Work order
Pull every line containing "kind" out of the listing below.

Records for this task
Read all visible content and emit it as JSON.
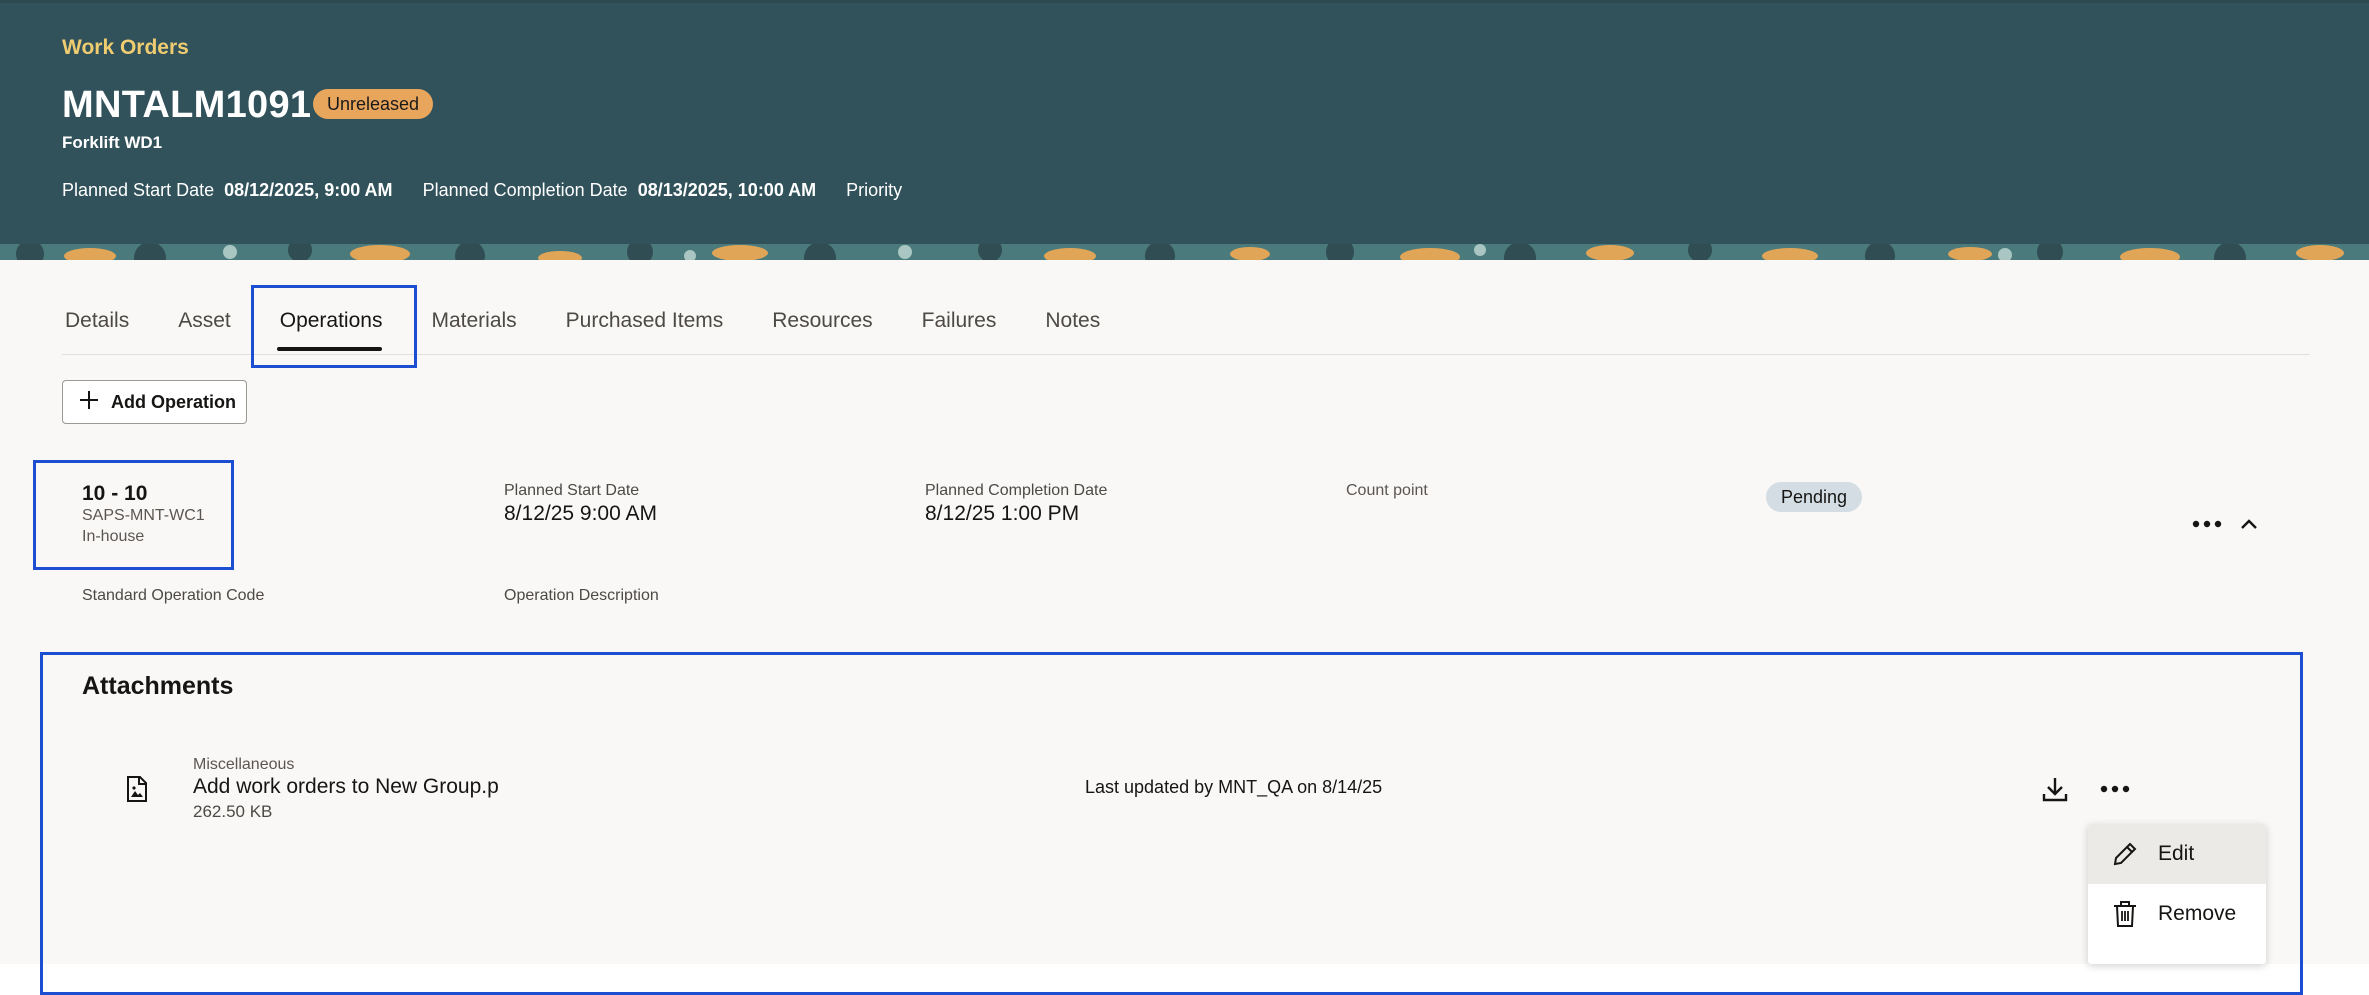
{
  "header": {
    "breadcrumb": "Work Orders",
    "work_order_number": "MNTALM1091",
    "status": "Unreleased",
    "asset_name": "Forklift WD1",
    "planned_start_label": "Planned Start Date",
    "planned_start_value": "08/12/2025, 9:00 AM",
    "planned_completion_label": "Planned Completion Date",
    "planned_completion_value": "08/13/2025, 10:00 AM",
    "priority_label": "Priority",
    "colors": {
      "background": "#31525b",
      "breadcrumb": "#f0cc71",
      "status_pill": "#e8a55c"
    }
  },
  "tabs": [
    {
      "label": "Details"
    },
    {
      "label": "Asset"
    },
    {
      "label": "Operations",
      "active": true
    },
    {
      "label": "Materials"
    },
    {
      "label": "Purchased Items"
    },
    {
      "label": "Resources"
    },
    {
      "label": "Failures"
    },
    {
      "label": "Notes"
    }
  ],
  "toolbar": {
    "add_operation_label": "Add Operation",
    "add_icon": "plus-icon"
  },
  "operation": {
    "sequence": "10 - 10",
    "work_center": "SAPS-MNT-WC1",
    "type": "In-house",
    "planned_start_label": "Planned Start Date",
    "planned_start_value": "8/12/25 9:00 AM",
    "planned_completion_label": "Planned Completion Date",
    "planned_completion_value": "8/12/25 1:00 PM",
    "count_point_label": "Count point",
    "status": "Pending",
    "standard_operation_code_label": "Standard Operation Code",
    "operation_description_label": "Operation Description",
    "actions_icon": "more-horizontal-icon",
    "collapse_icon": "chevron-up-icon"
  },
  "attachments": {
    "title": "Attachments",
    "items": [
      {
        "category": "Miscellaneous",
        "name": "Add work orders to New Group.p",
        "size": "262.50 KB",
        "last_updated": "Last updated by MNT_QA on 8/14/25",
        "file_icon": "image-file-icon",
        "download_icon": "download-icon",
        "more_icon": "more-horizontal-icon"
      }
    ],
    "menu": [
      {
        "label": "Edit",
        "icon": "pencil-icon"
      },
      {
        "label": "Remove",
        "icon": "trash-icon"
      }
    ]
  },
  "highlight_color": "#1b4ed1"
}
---
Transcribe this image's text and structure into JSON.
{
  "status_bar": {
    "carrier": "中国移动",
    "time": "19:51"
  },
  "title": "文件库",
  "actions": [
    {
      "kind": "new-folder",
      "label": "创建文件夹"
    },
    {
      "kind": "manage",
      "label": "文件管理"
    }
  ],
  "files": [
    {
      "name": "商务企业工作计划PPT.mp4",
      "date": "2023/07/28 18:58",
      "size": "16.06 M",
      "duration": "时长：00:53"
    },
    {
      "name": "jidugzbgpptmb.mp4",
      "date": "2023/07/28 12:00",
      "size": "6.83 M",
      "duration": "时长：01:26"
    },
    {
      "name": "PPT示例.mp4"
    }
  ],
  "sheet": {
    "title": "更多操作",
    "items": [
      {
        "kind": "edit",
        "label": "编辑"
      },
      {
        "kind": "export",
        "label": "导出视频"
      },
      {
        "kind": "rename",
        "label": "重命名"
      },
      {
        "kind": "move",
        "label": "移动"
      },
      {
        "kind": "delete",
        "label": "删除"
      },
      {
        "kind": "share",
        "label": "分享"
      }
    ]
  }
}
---
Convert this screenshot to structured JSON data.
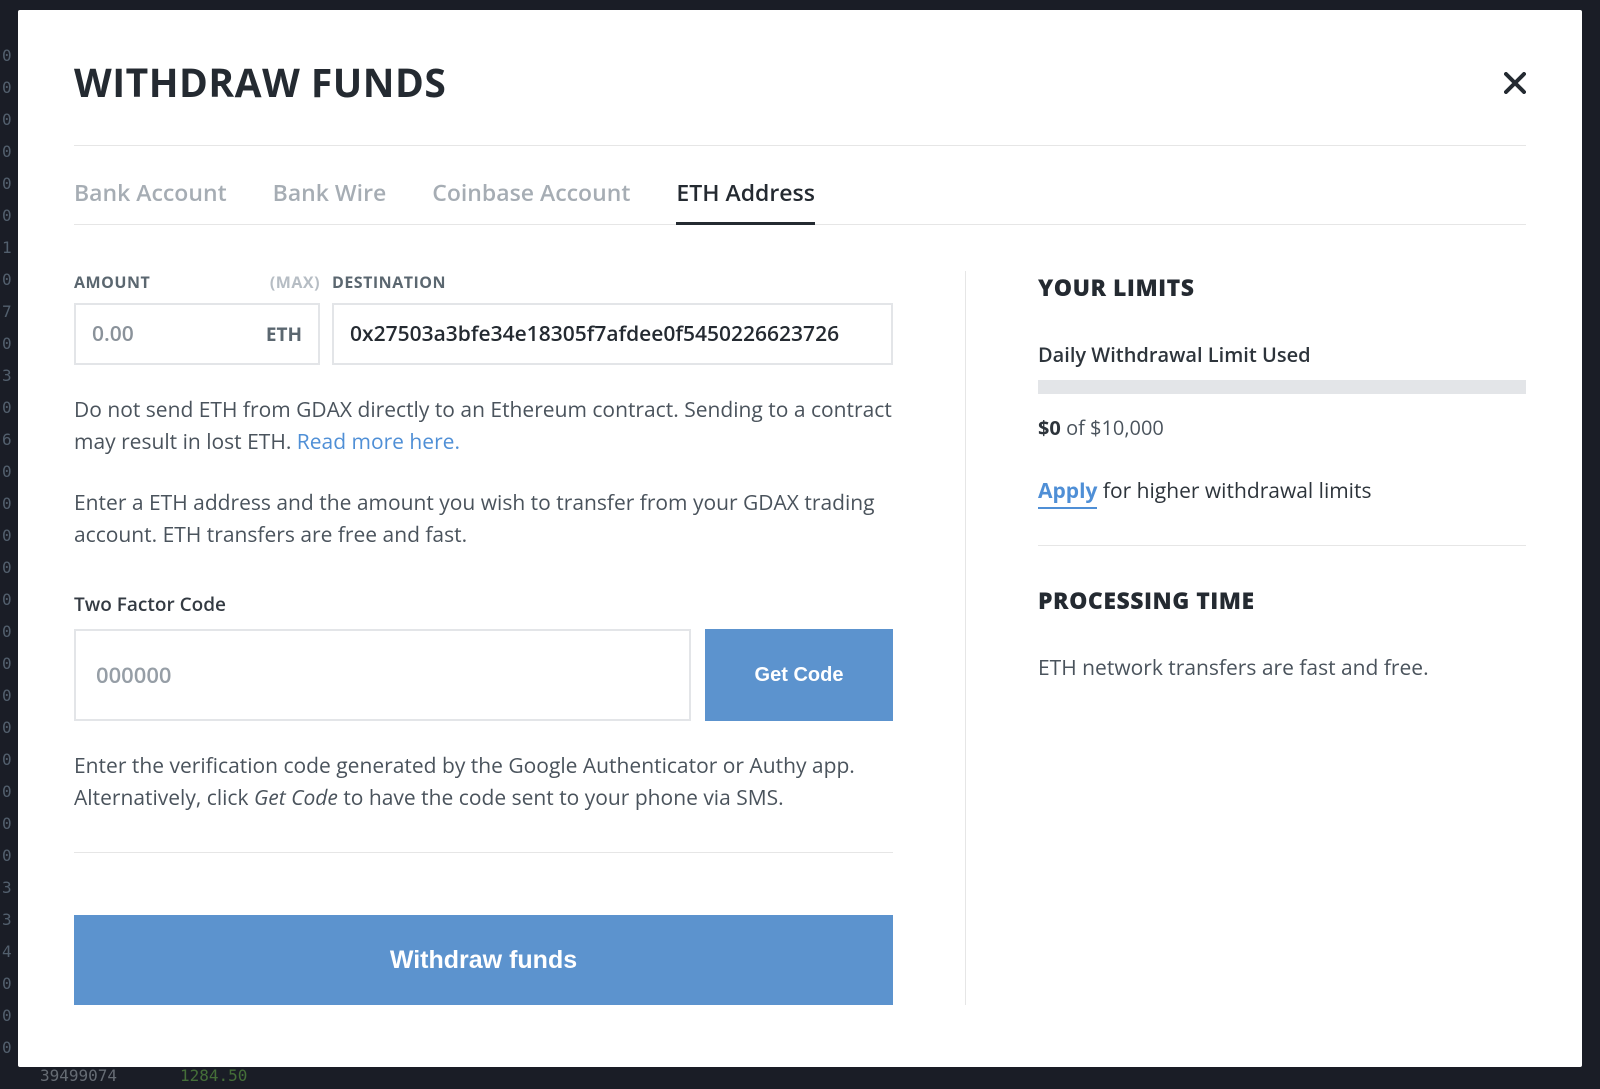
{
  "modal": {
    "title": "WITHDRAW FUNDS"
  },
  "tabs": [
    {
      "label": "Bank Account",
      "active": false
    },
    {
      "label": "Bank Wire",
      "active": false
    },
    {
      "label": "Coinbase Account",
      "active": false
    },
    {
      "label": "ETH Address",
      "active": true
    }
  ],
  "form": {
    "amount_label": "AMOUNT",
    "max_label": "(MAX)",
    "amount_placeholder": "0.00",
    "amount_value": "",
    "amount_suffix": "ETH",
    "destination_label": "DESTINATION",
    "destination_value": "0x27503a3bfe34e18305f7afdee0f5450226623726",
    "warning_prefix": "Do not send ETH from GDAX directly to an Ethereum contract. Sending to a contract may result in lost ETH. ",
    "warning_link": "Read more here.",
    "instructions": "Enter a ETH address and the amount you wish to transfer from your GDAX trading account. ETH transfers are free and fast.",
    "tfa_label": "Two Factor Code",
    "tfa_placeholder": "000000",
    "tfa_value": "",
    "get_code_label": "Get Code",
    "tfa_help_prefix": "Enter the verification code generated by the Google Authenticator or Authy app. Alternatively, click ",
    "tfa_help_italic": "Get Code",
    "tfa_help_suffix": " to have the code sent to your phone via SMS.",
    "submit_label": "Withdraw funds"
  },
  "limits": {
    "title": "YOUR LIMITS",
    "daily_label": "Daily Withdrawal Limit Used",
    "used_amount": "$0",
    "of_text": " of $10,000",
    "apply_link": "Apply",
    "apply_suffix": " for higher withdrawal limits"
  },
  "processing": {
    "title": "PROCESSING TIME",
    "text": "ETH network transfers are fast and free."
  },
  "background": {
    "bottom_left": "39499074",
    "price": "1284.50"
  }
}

Exercise response
      "kind": "new-folder",
      "kind": "manage",
        "kind": "edit",
        "kind": "export",
        "kind": "rename",
        "kind": "move",
        "kind": "delete",
        "kind": "share",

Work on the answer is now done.